Photo courtesy of Mike Latimer.
Gun-Related Suicides Fell In California After Medical Marijuana Became Legal, Study Shows
The total number of suicides in California per year, including those committed with firearms, declined after the state legalized marijuana use for medical purposes, according to a new study.
“Findings reveal that rates of total suicide and gun suicide dropped significantly in the aftermath of Proposition 215,” the researchers concluded, referring to the California law legalizing medical cannabis that voters approved in 1996.
Nationally, the number of suicides increased by 24 percent from 1999 to 2014—the same 15-year period during which many states began approving access to medical marijuana.
“The systematic evidence connecting this trend to the availability of medical marijuana is ambiguous, however,” the team behind the new study wrote.
For the paper, published this month in Archives of Suicide Research, researchers at the University of California Irvine looked at the total number of suicides, the number of gun-related suicides and the number of non-gun-related suicides recorded by the state for the years between 1970 and 2004. They also looked at data from the 41 states that did not legalize marijuana during the same time period to get an idea of what might have happened if California had not approved access to medical cannabis.
Ultimately, the authors observed a notable decline in intentional deaths in the years after Prop 215 was approved. “In particular, for all suicides, our results demonstrate that California’s 1996 intervention led to an average reduction of 398.9 suicides per year and a cumulative reduction of approximately 3,191 suicides during 1997-2004,” the study states. “Similarly, legalization led to a reduction in gun suicides of 208 per year on average and a cumulative reduction of approximately 1,668 fewer gun suicides during 1997-2004.”
The impact of medical marijuana on rates of non-gun suicides in the state, however, was deemed “ambiguous.”
The question, of course, is what could explain these overall findings?
The study offers a few different theories. One focuses on how marijuana use may help remove the actual motivation for suicide. People with mental conditions such as depression, for example, may find that marijuana alleviates their symptoms.
“If marijuana alleviates the acute stress associated with these disorders, we expect suicide risk to decrease following legalization of medical marijuana,” the authors wrote. “The evidence for this is mixed, however.”

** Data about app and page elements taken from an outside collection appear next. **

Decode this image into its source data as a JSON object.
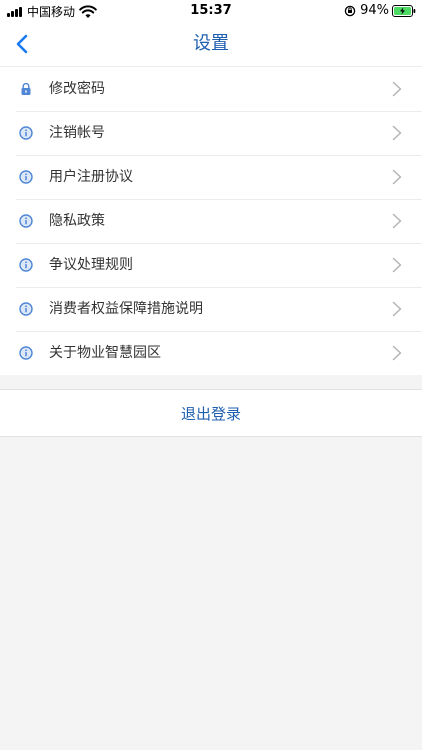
{
  "status_bar": {
    "carrier": "中国移动",
    "time": "15:37",
    "battery": "94%"
  },
  "nav": {
    "title": "设置"
  },
  "colors": {
    "accent": "#1f5fb0",
    "icon_blue": "#4f86d6",
    "chevron": "#b4b4b4",
    "back": "#1a7cf0"
  },
  "settings": {
    "items": [
      {
        "label": "修改密码",
        "icon": "lock-icon"
      },
      {
        "label": "注销帐号",
        "icon": "info-icon"
      },
      {
        "label": "用户注册协议",
        "icon": "info-icon"
      },
      {
        "label": "隐私政策",
        "icon": "info-icon"
      },
      {
        "label": "争议处理规则",
        "icon": "info-icon"
      },
      {
        "label": "消费者权益保障措施说明",
        "icon": "info-icon"
      },
      {
        "label": "关于物业智慧园区",
        "icon": "info-icon"
      }
    ]
  },
  "logout": {
    "label": "退出登录"
  }
}
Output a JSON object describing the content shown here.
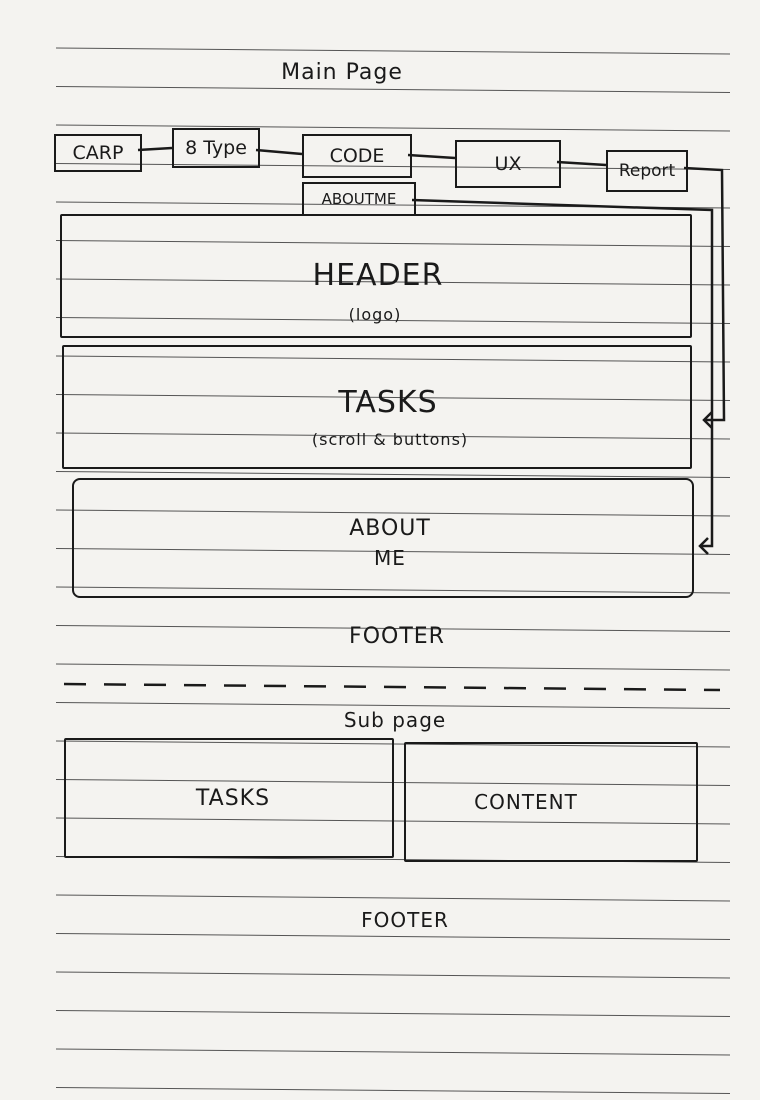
{
  "main_page": {
    "title": "Main Page",
    "nav": [
      "CARP",
      "8 Type",
      "CODE",
      "UX",
      "Report"
    ],
    "about_link": "ABOUTME",
    "header": {
      "label": "HEADER",
      "sub": "(logo)"
    },
    "tasks": {
      "label": "TASKS",
      "sub": "(scroll & buttons)"
    },
    "about": {
      "label": "ABOUT",
      "label2": "ME"
    },
    "footer": "FOOTER"
  },
  "sub_page": {
    "title": "Sub page",
    "tasks": "TASKS",
    "content": "CONTENT",
    "footer": "FOOTER"
  }
}
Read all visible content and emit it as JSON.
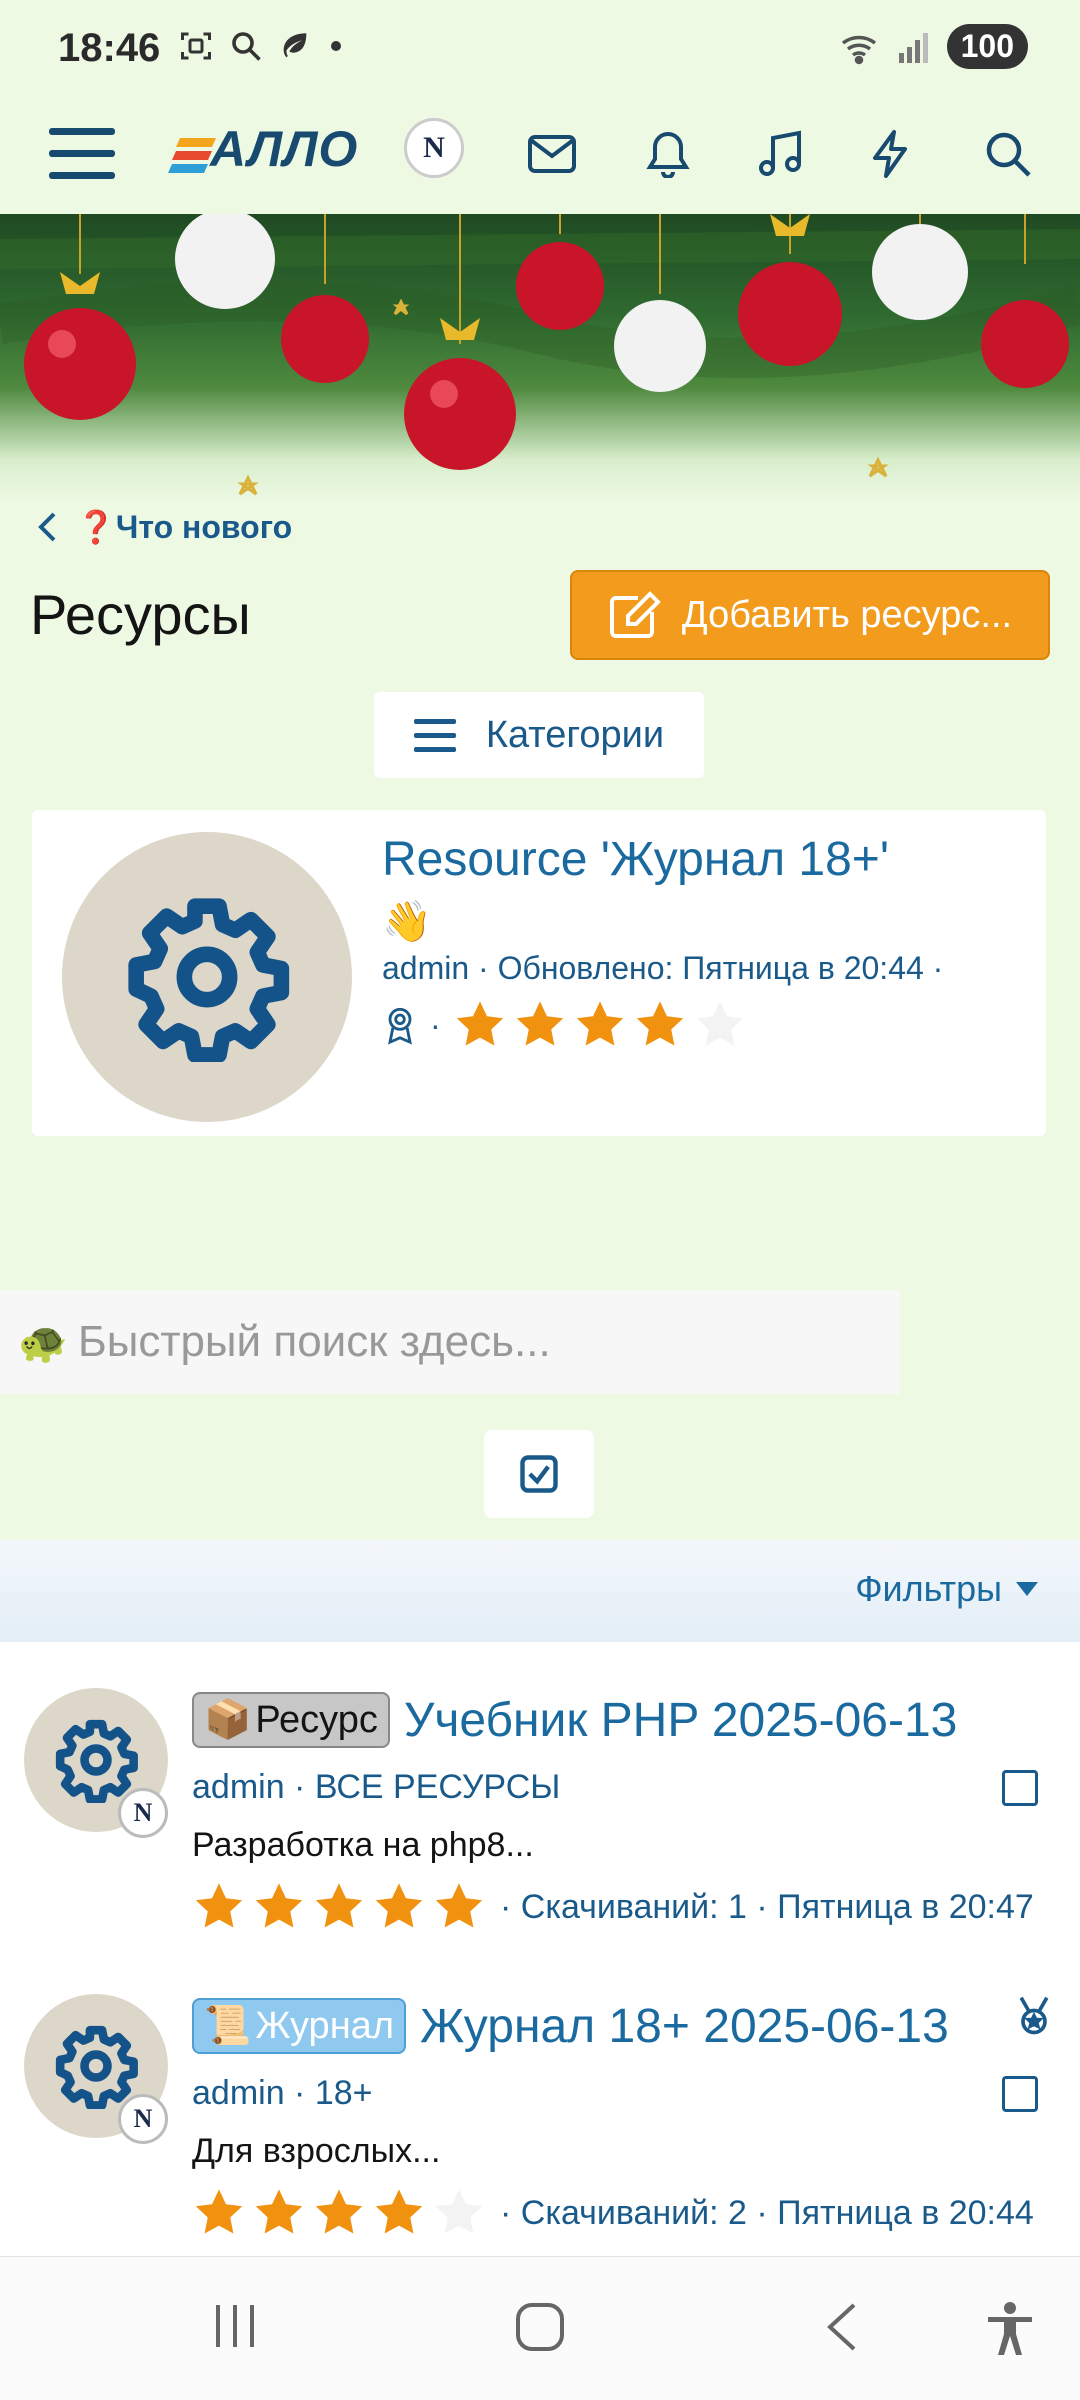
{
  "status_bar": {
    "time": "18:46",
    "battery": "100"
  },
  "header": {
    "logo_text": "АЛЛО",
    "logo_mark": "N",
    "icons": [
      "menu-icon",
      "mail-icon",
      "bell-icon",
      "music-icon",
      "lightning-icon",
      "search-icon"
    ]
  },
  "breadcrumb": {
    "label": "❓Что нового"
  },
  "page": {
    "title": "Ресурсы",
    "add_button": "Добавить ресурс...",
    "categories_button": "Категории"
  },
  "featured": {
    "title": "Resource 'Журнал 18+'",
    "emoji": "👋",
    "meta": "admin · Обновлено: Пятница в 20:44 ·",
    "rating": 4,
    "max_rating": 5
  },
  "quick_search": {
    "placeholder": "Быстрый поиск здесь...",
    "icon": "🐢"
  },
  "filters": {
    "label": "Фильтры"
  },
  "items": [
    {
      "prefix_icon": "📦",
      "prefix": "Ресурс",
      "title": "Учебник PHP 2025-06-13",
      "meta": "admin · ВСЕ РЕСУРСЫ",
      "description": "Разработка на php8...",
      "rating": 5,
      "footer": "· Скачиваний: 1 · Пятница в 20:47"
    },
    {
      "prefix_icon": "📜",
      "prefix": "Журнал",
      "title": "Журнал 18+ 2025-06-13",
      "meta": "admin · 18+",
      "description": "Для взрослых...",
      "rating": 4,
      "footer": "· Скачиваний: 2 · Пятница в 20:44"
    }
  ],
  "colors": {
    "accent": "#1a6aa0",
    "button_orange": "#f29b1d",
    "star": "#f0920f",
    "background": "#eef9e4"
  }
}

The same goes for people with alcohol use disorder, which is associated with an elevated risk of suicide: If people are using marijuana in place of alcohol, that risk may be reduced.
“If marijuana and alcohol use are combined, one might expect no change in suicide risk or even an increase in suicide following legalization,” the paper reasons. “If marijuana replaces alcohol, on the other hand, one might expect a decrease in suicide risk following legalization.”
But most data on marijuana as an alcohol substitute is based on self-reports, which can be unreliable.
There’s also the issue of gun accessibility for medical marijuana patients; U.S. law prohibits anyone who uses federally illegal controlled substances, including cannabis, from obtaining firearms. As a majority of suicides involve guns, researchers suggest that access to medical marijuana may have precluded some people from purchasing firearms, thus leading to the decline in suicide rates. (For what it’s worth, California also has some of the toughest gun laws in the country.)
The study’s authors point out that testing these various theories “may reveal insight into why we do not find the expected reduction in non-gun suicides following legalization.”
In 2018, former National Rifle Association president David Keene argued that federal restrictions regarding cannabis and gun access were causing “real problems” for patients, writing in an op-ed that “hundreds of thousands of gun owners … are being forced to either trade their Second Amendment rights for a chance to live pain-free or risk prosecution and imprisonment.”
Last month, a Republican congressman filed a bill that would allow medical marijuana patients the ability to purchase and own firearms.